If you want to get really fancy, you can also use “active” flexing, which uses special components that can bend without breaking. This is the most expensive option, but it can be worth it for high-end applications.
3D Printing Filaments
There are all sorts of materials that you can use to 3D print, including metals, plastics, and even wood. But which one should you use?
There are a few things to consider when choosing a filament. One is the cost – some materials, like gold, are quite expensive. Another is the strength – some filaments are very strong, while others are quite brittle.
And then there’s the color. Many filaments are available in a range of colors, but some are only available in white. This can be a problem if you want your prints to be a different color.
If you’re using a white filament, be aware that it can discolor over time. This is especially true if it’s exposed to sunlight or other strong light sources.
The Jetsons’ Kitchen Computer
In the 1960s TV show The Jetsons, the family had a kitchen computer that would do all sorts of household tasks, like making dinner and doing the laundry.
While we don’t yet have anything quite as advanced as the Jetsons’ kitchen computer, there are a few products that come close.
The first is the June Oven, which is a smart oven that can cook food using preset recipes. It’s not quite as versatile as the kitchen computer from The Jetsons, but it’s a start.
Another option is the Pantelligent, which is a smart frying pan that can help you cook the perfect steak. It’s not quite as all-encompassing as the Jetsons’ kitchen computer, but it can certainly make your life easier.

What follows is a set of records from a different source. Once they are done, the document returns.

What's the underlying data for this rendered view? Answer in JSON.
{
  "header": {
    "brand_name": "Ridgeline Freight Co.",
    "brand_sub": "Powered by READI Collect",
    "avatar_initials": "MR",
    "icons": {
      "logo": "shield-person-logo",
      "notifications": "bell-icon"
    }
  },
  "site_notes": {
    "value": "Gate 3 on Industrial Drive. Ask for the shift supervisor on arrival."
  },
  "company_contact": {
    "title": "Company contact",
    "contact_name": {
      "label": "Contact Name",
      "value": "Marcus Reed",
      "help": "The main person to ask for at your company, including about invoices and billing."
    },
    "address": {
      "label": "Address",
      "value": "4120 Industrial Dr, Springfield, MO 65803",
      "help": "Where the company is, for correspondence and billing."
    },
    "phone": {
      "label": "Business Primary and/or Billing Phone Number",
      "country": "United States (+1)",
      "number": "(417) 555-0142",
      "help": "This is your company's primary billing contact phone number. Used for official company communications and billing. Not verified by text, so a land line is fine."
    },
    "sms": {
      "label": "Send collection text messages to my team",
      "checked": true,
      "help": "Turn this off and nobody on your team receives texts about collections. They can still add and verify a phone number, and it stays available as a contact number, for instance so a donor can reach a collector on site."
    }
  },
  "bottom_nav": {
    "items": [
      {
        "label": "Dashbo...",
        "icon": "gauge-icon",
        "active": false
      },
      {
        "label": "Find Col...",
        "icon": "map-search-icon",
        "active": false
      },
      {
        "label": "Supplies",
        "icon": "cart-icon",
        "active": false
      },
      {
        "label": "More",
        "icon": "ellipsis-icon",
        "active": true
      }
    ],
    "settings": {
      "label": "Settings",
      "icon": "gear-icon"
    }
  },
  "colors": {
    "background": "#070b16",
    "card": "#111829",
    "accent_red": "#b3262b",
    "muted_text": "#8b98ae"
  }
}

And then there’s the Chefsteps Joule, which is a sous vide machine that can cook food to perfection. Again, it’s not quite as versatile as the Jetsons’ kitchen computer, but it’s a very useful tool.
So, while we don’t yet have a kitchen computer that can do everything, we are slowly but surely getting there.